BCE empowering students through First Nations languages, astronomy, and wisdom


​©Brisbane Catholic Education, St Francis College, Crestmead (2024).​

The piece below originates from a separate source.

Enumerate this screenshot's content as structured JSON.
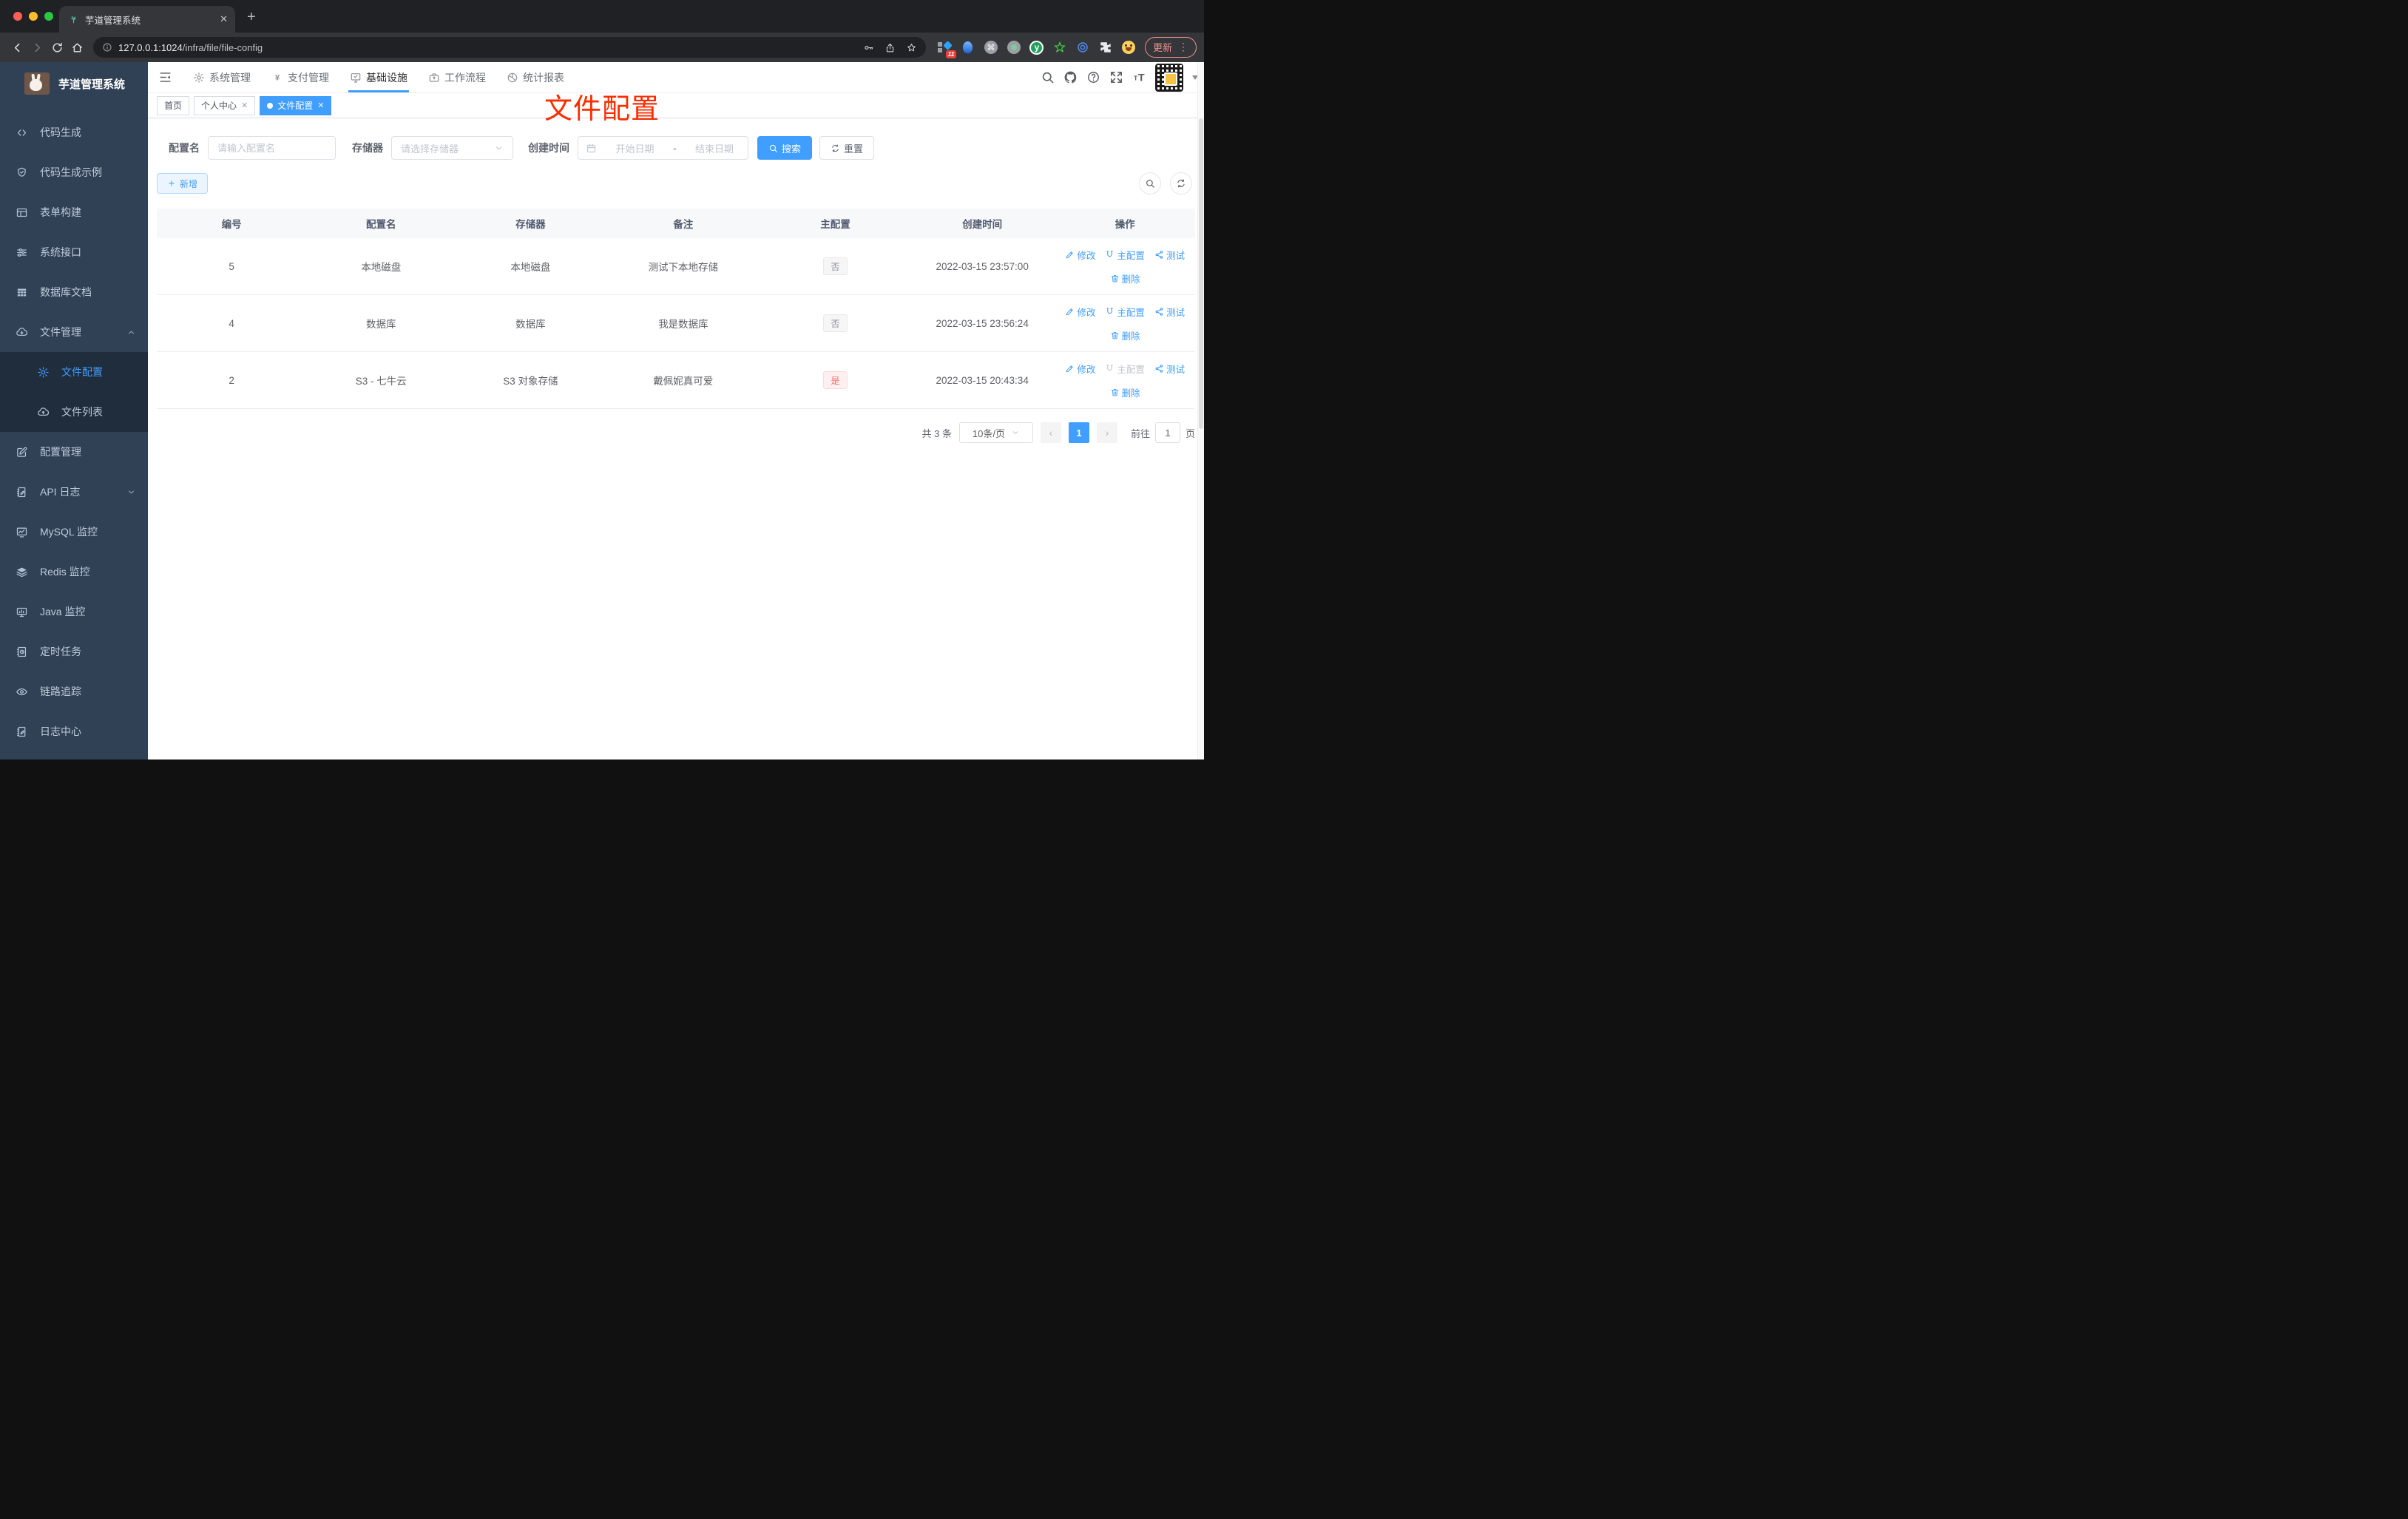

From collaborating with community to cultivate bush tukka gardens to learning First Nations languages and astronomy, BCE’s 77,000 students are ready to immerse themselves in the rich tapestry of First Nations cultures and histories this Harmony Week (18 to 24 March). 
In 2024, BCE's 146 schools have embraced the integration of Aboriginal and Torres Strait Islander perspectives into their curriculum after the launch of the Molum Sabe Aboriginal and Torres Strait Islander Education Strategy 2023-2025 last year. 
Aligned with the Australian Curriculum, the strategy aims to foster cultural understanding and growth among BCE staff and students, while addressing learning achievements and opportunities for Aboriginal and Torres Strait Islander students. 
Aboriginal and Torres Strait Islander Education Senior Manager Dr Mayrah Dreise said the strategy is paving the way for enhanced engagement, progress, achievement and overall wellbeing among First Nation students. 
“Using a holistic approach, the new strategy focuses around educating all students about First Nations histories, cultures, identities, and languages,” said the proud Gamilaraay and Yuwalaraay woman from Southwest Queensland and Northwest New South Wales. 
“The former strategy focused on improving literacy and numeracy outcomes for Aboriginal and Torres Strait Islander students, and this new strategy takes this innovative approach one step further by intertwining the rich tapestry of First Nations cultures, histories, and spirituality to help nurture belonging and pride among students. 
“By enhancing our Molum Sabe strategy, BCE aims to create an education that is not only academic but also culturally relevant and sensitive. 
“One distinctive aspect of the Molum Sabe Strategy is the Theory of Action, which centres around student learning, engaging and creating a supportive network around Aboriginal and Torres Strait Islander students. 
“The Theory of Action acknowledges the significance of collaboration and guidance from external experts, ensuring that the support provided is well-informed and rooted in current research. 
Dr Dreise said the strategy also supports BCE schools to teach Aboriginal and Torres Strait Islander languages in a context which makes sense to their community. 
“With the support of the Commonwealth Scientific and Industrial Research Organisation (CSIRO) BCE students will also enjoy lessons about Aboriginal and Torres Strait Islander astronomy,” she said. 
“Western astronomy focuses on the stars and constellations, whereas Aboriginal and Torres Strait Islander astronomy has also focused on recognising the dark spots in the sky. 
“These constellations were used for tracking, travel, dreaming trails, and connecting with dreaming stories for thousands of years, and it is important our students learn this information so they can own and celebrate this knowledge as a part of Australia’s long and rich history. 
“BCE’s Ngutana Lui Centre will also work with BCE schools to create their own bush tukka gardens, educating students about First Nations seasonal plant use.” 
Dr Dreise added this strategy will also extend beyond the classroom. 
Molum Sabe supports the implementation of key actions within the Brisbane Catholic Education Reconciliation Action Plan, including the promotion of Reconciliation Australia’s Narragunnawali: Reconciliation in Education program, encouraging schools to develop their own RAPs via the Narragunnawali platform,” she said.  
“BCE will continue to foster learning environments that cherish and uplift the voices of Aboriginal and Torres Strait Islander Peoples and encourages First Nations students to achieve their full learning potential.” 
As part of the new strategy, BCE teachers now have access to resources which will help them embed Aboriginal and Torres Strait Islander perspectives into the curriculum. 
BCE teachers also have access to cultural awareness training and cultural safety training at the Ngutana-Lui Centre, enhancing staff understanding of Aboriginal and Torres Strait Islander cultures and histories to create culturally safe and empowering environments. 
In 2023, 141 BCE schools developed their school Reconciliation Action Plan and are registered on the Reconciliation Australia's Narragunnawali Platform.  
BCE aims for 146 schools to have a Reconciliation Action Plan by the end of 2024.   


About Harmony Week: 


Harmony Week (18 to 24 March) is a time to celebrate diversity and consider the many benefits gained from having culturally and linguistically diverse communities. 
It is important to acknowledge that Harmony Day (21 March) is marked by the United Nations as the International Day for the Elimination of Racial Discrimination, which encourages us to challenge racism and take action to create meaningful change.   
The 21 March is also National Close the Gap Day. 
About National Close the Gap Day:  

National Close the Gap (21 March) Day aims to bring people together to share information and take meaningful action in support of achieving health equity for Aboriginal and Torres Strait Islander Peoples by 2032. 

Top stories